Ron Kolodziej’s item in the Dec. 26 issue about E-15 left out a few details.
The manufacture of E-10 consumes about 25 percent more fossil fuel than is saved by running it through our cars.
It is well known that E-10 destroys air-cooled engines, i.e.; snowblowers, lawn mowers, chainsaws, leaf blowers, weedwackers, etc.
Gee, just think what E-15 will do for the environment and the engine-replacement industry. Next time we run into an advocate of this idiocy, we can express appropriate gratitude.
Nothing stays the same
To the editor:
I am bone weary of people saying they don’t want anything to change here in Hamilton County. It happened again over New Year’s weekend when I took my daughters to Speculator Department Store.
Several visitors were enthusing to a clerk about how they love visiting Speculator because nothing ever changes. Then they talked about how they were looking forward to visiting Charlie John’s Store.
The clerk, rightfully proud, explained that Charlie John’s looks great because of all the new refrigeration and freezer units that have been installed.
“Oh no. I’m not going if it’s changed. I want it to stay the same,” one of the women lamented.
Applying that kind of logic to her personal life would be unthinkable; never change her tires or motor oil? Apparently her visits are so short that she has failed to notice change has been constant, and not always for the better.
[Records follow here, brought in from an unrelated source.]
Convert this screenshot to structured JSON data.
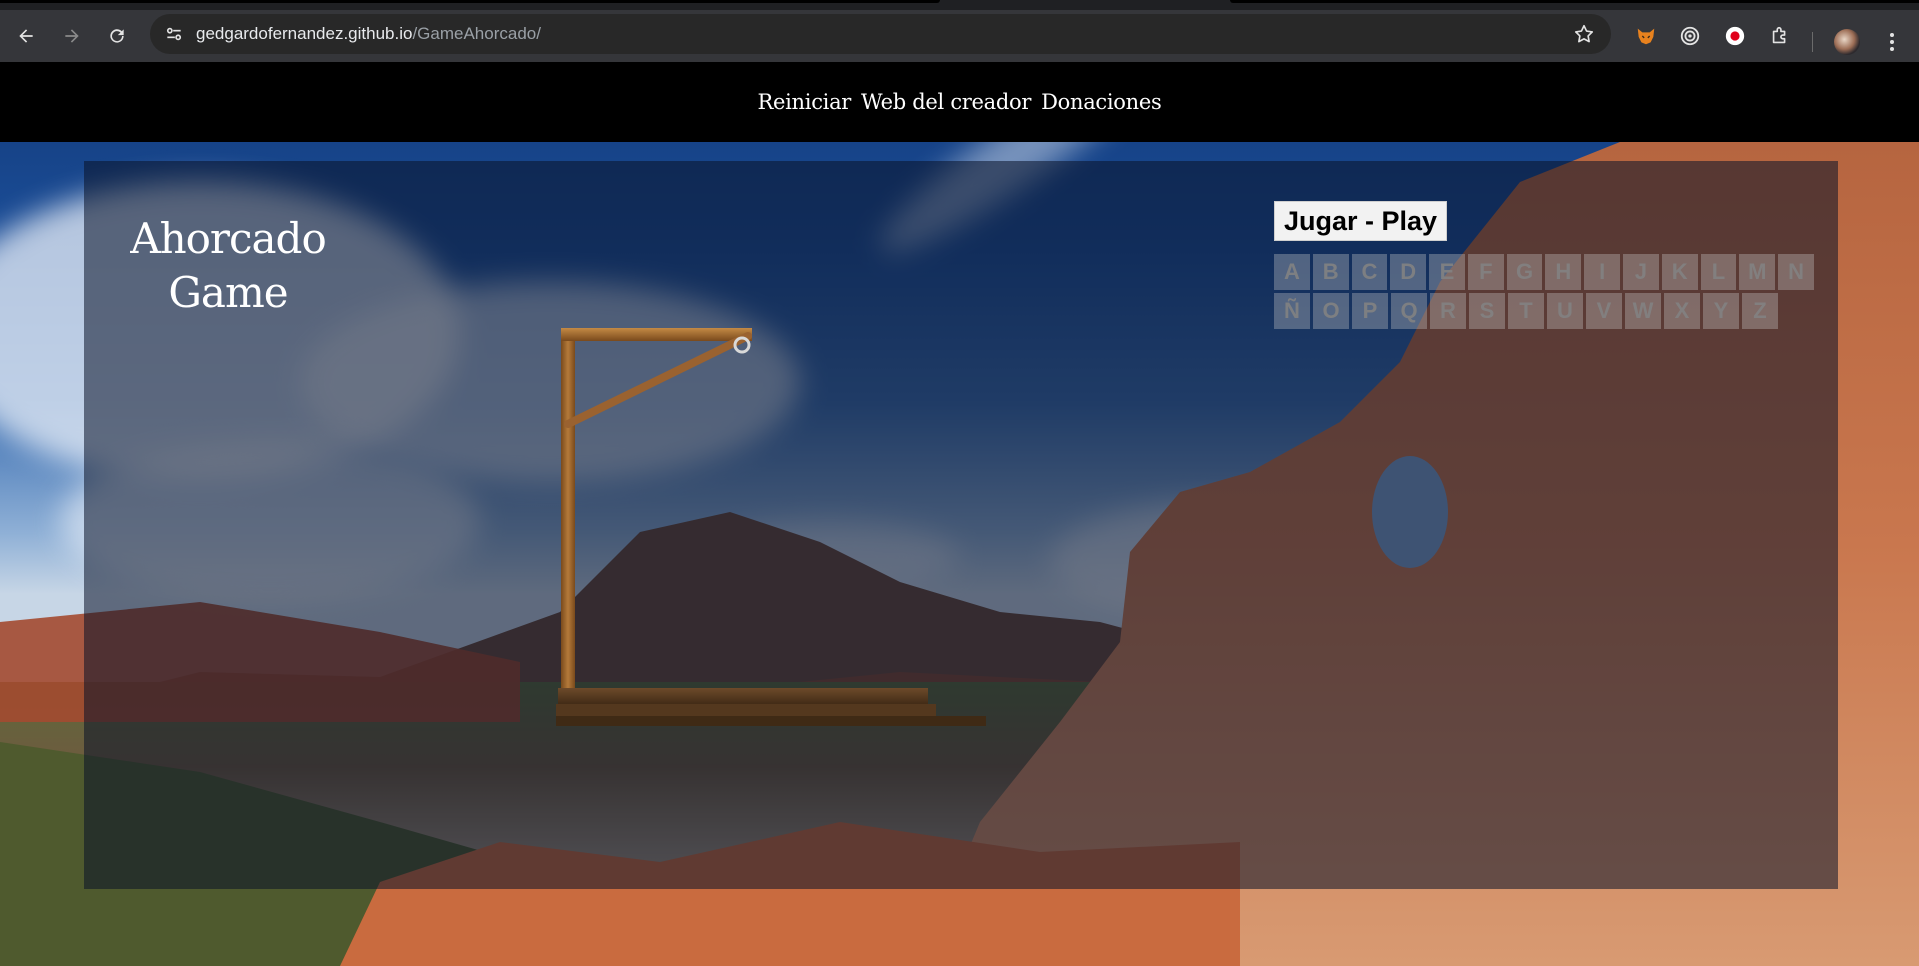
{
  "browser": {
    "url_host": "gedgardofernandez.github.io",
    "url_path": "/GameAhorcado/",
    "extensions": [
      "fox-extension-icon",
      "target-extension-icon",
      "record-extension-icon",
      "puzzle-extensions-icon"
    ]
  },
  "nav": {
    "restart": "Reiniciar",
    "creator": "Web del creador",
    "donations": "Donaciones"
  },
  "game": {
    "title_line1": "Ahorcado",
    "title_line2": "Game",
    "play_label": "Jugar - Play"
  },
  "keyboard": {
    "row1": [
      "A",
      "B",
      "C",
      "D",
      "E",
      "F",
      "G",
      "H",
      "I",
      "J",
      "K",
      "L",
      "M",
      "N"
    ],
    "row2": [
      "Ñ",
      "O",
      "P",
      "Q",
      "R",
      "S",
      "T",
      "U",
      "V",
      "W",
      "X",
      "Y",
      "Z"
    ]
  }
}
Visitors are not the only people who decry change even as it happens around them. Year-round and seasonal residents have told me they don’t want to see (fill in the blank: Long Lake, Speculator, Raquette Lake, etc.) change. Yet over the past several decades, hamlets have lost grocery stores, lodging properties, restaurants, car dealerships, pharmacies and most critically, permanent population.
Nope, no one is going to invest in a pharmacy, restaurant or a new lodging property without a larger workforce and a larger critical mass of potential year-round customers.
And for anyone who calls attrition “staying the same,” I’d like to express my surprise at their willingness to pick up the property tax burden that results from lower sales tax collections, as well as the cost of hiring professionals to staff emergency services as our volunteers age out of service and young people leave.
Sure, the mountains and the lakes are unchanging, but as far as our communities are concerned we need to enact positive changes instead of waiting for negative change to be thrust upon us. Let’s start by planning for success and welcoming new people and ideas into our midst.
Ann Melious, director
Hamilton County Economic Development and Tourism
On burned camps
Nobody knows better than I what it was like to lose a camp in Wild Forest.
We used to have Herb Helms fly the women and kids into Kenny Sturges’ camp on Whitney Lake and the men would walk in. Sometimes Herb would land two or three times with other campers who flew into Piseco and they would set their camps up around Whitney. Sometimes we had 25 or more people in our camp.
Back then you were allowed 10 trout per person. Multiply that by 25 and you see I know how a lake can be over fished. Then the state decided to burn the camps.
At that time it was like having your arm cut off. I think some of the camps went back into the 1900s. It broke some peoples’ hearts to see them burned or see floatplanes banned.
You can see how easy it is to get too many people into Wild Forest. Now that I am older and wiser I know the state did the best thing.
Did you know you once could drive a Jeep to Whitney, Spruce, Pillsbury, Otter and Little Moose lakes in our area?
I can show you where they hauled cut stone to build a fireplace for their camp past Otter Lake and also cement blocks. Can you imaging the size all the camps would be there if this was allowed to continue? Then they claimed the area for themselves.
I believe the state is making a mistake by modernizing roads and trailheads into these areas. This will defeat the purpose of burning the camps by pushing more people into the Wild Forest again, and also the wrong type of campers.
I believe with the right management we — trappers, hikers, animals, etc. — can use Wild Forest and it will be like it used to be, for a thousand years to come.
I took a snowmobile to the top of Pillsbury Mountain many years ago. I’m glad this was stopped.
I wish all sportsmen could see what is happening. I wish I could write every week instead of once a month. Wild Forest Forever.
Lewis N. Page Sr.